Information provided:
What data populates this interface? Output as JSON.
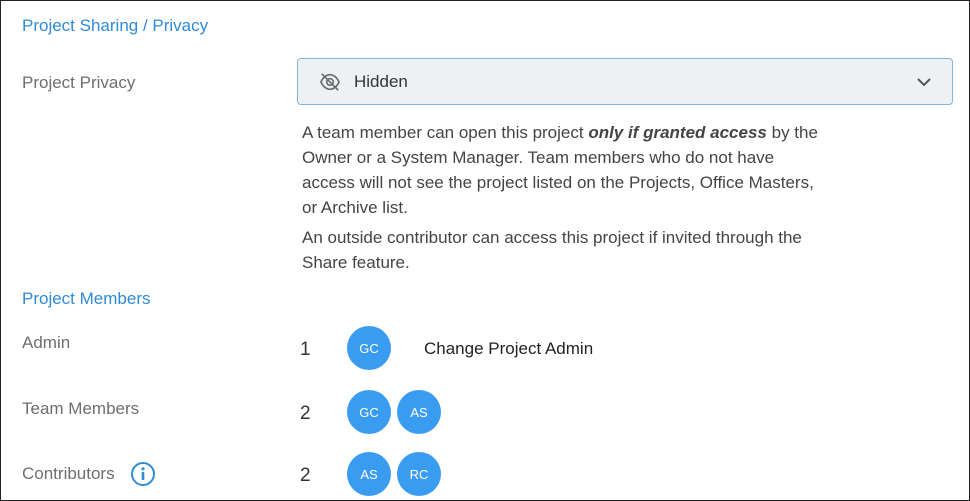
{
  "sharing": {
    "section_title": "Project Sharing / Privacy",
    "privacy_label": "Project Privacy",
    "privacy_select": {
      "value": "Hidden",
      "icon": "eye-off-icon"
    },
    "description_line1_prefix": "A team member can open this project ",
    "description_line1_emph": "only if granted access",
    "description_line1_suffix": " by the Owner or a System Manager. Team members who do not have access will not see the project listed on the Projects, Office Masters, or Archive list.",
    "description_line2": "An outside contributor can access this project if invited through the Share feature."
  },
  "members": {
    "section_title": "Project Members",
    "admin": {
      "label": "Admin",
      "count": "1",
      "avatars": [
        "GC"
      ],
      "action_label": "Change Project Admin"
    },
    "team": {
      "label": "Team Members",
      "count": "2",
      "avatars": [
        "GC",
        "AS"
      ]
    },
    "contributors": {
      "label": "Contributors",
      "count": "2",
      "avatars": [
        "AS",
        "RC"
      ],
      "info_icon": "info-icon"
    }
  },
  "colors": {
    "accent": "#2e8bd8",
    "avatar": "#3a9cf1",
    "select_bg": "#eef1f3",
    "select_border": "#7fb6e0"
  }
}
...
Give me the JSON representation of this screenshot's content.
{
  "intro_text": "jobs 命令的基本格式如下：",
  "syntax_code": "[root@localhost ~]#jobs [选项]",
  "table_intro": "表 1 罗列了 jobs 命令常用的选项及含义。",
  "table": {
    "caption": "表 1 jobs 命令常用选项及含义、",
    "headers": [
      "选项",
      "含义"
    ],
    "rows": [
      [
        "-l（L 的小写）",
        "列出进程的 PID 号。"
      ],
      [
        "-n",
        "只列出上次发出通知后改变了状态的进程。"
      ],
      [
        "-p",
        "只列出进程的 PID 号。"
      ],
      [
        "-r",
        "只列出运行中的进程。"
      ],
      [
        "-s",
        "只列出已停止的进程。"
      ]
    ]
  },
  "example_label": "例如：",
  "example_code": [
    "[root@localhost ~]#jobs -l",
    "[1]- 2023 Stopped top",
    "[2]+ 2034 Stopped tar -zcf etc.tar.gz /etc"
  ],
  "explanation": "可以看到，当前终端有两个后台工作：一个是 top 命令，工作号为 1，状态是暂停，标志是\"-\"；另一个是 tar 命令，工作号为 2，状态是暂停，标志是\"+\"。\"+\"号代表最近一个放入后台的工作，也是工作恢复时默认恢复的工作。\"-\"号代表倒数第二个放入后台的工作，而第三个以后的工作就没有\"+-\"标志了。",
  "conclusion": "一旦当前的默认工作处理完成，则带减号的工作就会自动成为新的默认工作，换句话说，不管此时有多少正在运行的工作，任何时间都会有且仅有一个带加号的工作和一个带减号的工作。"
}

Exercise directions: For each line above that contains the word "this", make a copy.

Written response:
What data populates this interface? Output as JSON.
    "description_line1_prefix": "A team member can open this project ",
    "description_line2": "An outside contributor can access this project if invited through the Share feature."
Give me the JSON representation of this screenshot's content.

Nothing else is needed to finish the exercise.